ASSIGNED TASK =>
Gather all lines with "JSON" from the records.

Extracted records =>

BEGIN

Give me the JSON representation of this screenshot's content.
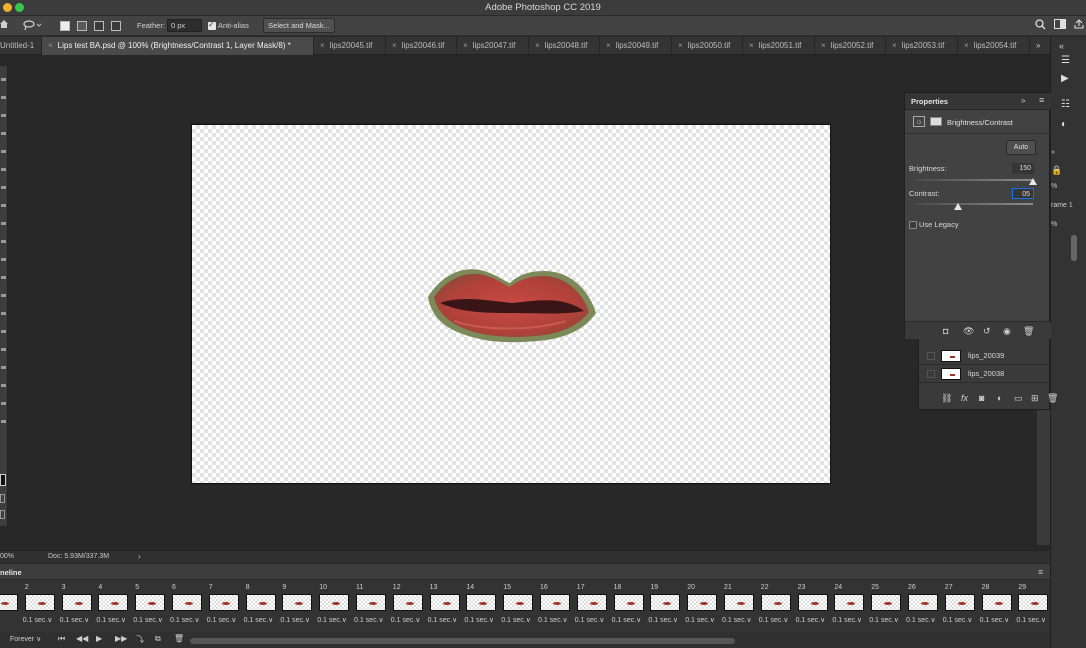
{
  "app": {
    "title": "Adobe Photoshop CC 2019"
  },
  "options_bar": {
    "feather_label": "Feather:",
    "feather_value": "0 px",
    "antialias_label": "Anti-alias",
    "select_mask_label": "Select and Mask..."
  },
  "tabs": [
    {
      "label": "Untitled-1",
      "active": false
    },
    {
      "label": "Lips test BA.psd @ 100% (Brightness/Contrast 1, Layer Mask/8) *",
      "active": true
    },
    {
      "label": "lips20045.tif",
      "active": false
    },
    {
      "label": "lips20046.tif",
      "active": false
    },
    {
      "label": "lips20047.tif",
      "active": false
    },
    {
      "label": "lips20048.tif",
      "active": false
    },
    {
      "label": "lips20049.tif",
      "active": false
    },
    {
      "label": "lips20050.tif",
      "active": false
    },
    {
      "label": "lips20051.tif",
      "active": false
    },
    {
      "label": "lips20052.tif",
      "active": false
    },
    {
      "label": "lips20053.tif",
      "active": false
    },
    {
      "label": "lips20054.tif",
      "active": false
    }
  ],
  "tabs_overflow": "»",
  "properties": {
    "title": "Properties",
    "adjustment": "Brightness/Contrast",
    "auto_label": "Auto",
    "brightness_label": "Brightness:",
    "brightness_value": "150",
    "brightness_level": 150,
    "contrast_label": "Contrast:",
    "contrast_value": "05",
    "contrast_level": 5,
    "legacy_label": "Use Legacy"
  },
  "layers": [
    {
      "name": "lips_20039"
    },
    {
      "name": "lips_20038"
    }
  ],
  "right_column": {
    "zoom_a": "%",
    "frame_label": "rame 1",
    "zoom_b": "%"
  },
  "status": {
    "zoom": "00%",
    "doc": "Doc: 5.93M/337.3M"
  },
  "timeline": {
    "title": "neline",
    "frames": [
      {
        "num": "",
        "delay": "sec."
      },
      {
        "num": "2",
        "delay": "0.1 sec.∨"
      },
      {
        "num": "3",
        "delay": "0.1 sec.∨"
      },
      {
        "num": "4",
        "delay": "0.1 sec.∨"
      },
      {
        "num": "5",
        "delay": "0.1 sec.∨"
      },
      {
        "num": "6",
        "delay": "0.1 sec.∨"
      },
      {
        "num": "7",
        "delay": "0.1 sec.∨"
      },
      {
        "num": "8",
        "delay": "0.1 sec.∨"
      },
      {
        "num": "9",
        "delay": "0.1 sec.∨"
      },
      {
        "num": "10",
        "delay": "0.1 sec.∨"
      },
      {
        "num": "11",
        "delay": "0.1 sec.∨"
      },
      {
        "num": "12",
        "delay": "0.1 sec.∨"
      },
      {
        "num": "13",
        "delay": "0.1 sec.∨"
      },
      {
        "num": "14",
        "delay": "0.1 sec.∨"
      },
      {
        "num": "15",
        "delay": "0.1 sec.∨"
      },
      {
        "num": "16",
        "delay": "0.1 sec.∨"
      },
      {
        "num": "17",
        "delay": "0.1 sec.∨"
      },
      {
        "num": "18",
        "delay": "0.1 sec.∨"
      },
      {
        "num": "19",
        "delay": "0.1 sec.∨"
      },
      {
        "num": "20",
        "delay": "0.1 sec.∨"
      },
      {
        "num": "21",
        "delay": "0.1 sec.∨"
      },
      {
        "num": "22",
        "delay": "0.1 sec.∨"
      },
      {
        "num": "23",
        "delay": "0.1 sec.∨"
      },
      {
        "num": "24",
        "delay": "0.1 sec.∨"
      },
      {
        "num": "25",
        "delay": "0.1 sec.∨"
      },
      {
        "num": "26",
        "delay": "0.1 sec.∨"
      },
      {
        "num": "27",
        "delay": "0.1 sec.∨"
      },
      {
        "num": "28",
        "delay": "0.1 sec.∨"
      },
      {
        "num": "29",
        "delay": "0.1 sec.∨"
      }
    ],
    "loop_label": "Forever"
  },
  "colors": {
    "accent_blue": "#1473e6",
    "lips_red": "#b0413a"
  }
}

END
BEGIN

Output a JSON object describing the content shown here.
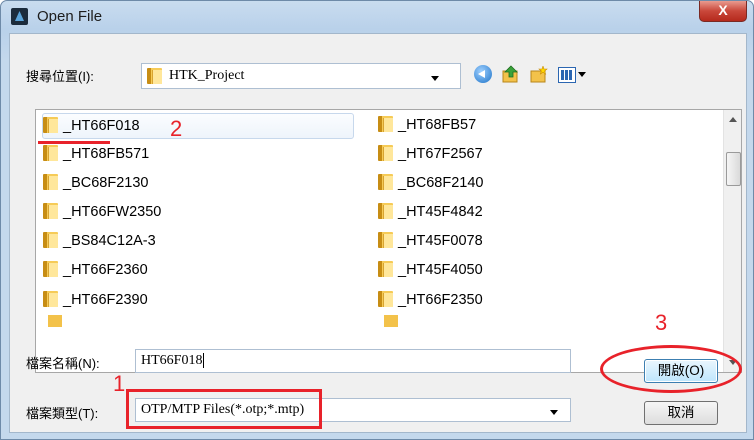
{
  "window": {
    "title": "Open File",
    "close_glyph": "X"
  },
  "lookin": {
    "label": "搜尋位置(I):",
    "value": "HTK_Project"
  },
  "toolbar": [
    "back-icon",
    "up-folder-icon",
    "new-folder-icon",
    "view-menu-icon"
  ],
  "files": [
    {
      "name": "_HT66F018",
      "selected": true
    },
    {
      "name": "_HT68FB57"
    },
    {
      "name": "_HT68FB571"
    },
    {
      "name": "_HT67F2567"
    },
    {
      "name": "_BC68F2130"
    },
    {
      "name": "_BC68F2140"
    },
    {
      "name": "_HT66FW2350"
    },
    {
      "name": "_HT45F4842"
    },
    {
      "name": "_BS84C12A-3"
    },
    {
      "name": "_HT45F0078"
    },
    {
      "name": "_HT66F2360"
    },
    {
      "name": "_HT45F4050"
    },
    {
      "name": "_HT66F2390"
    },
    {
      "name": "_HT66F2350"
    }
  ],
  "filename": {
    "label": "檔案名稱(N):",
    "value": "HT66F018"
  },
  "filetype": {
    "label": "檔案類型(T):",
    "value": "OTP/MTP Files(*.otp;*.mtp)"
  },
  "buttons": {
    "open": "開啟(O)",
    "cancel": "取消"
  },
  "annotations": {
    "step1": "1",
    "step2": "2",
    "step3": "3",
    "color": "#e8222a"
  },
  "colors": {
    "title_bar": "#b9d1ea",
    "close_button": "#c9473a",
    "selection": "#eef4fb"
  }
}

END
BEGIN

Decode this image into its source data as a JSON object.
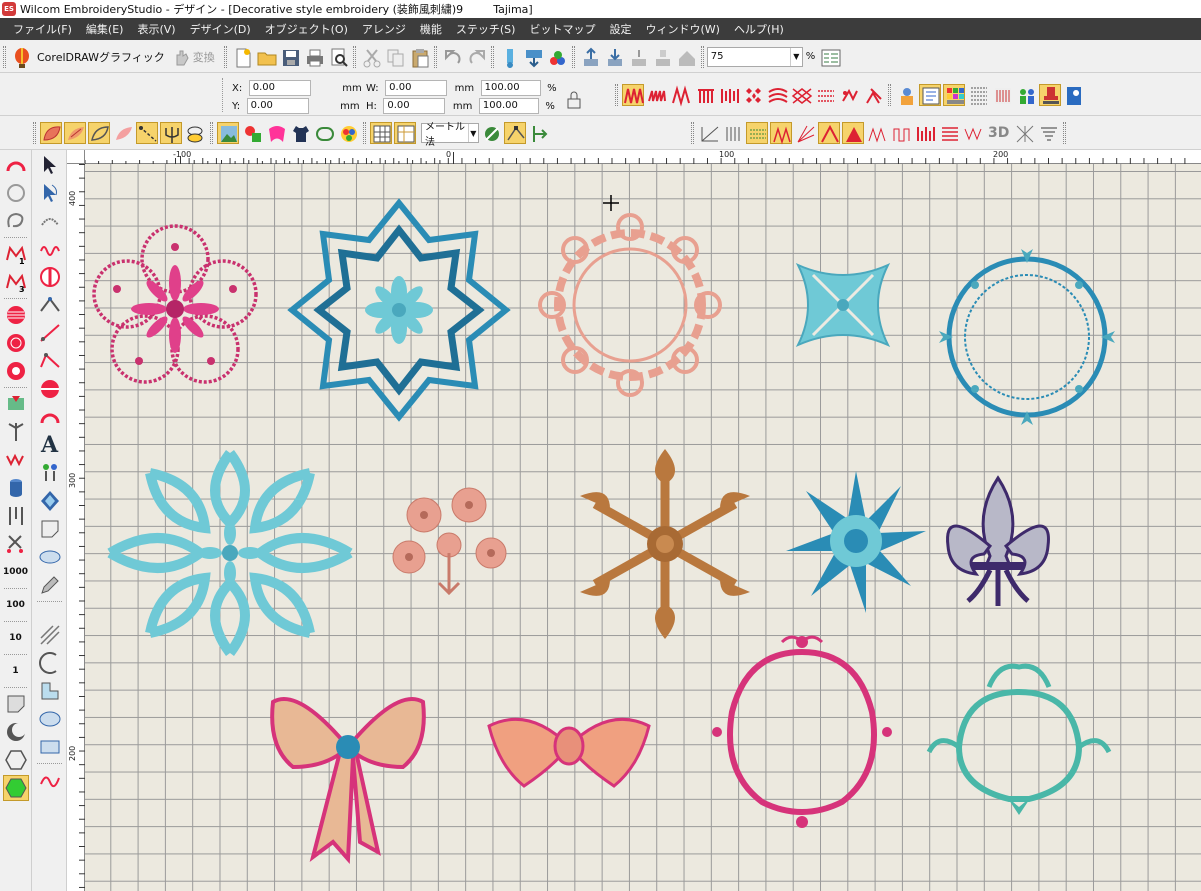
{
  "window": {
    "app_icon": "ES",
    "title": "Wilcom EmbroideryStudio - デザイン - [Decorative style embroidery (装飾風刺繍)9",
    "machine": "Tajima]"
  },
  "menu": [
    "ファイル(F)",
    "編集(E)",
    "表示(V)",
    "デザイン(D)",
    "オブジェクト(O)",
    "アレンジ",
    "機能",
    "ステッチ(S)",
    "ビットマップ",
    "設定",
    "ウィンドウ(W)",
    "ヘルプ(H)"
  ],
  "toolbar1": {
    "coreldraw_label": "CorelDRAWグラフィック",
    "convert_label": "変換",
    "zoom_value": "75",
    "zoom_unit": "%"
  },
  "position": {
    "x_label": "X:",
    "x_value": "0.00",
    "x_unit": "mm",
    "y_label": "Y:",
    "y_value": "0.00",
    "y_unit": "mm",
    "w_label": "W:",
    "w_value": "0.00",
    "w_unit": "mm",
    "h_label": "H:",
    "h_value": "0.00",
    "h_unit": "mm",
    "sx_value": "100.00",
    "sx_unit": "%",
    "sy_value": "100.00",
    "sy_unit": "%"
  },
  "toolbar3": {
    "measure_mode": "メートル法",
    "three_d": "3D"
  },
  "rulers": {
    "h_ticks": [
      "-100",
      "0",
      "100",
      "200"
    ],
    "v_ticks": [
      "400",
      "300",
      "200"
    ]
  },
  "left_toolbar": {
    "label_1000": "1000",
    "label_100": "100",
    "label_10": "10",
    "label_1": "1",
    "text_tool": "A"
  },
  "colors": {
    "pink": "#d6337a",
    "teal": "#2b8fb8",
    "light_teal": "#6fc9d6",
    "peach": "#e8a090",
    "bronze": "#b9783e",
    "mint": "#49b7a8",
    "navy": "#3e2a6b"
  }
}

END

ANSWER TO THE PROBLEM =>
Give me the JSON representation of this screenshot's content.
Output a JSON object describing the content shown here.
Decode this image into its source data as a JSON object.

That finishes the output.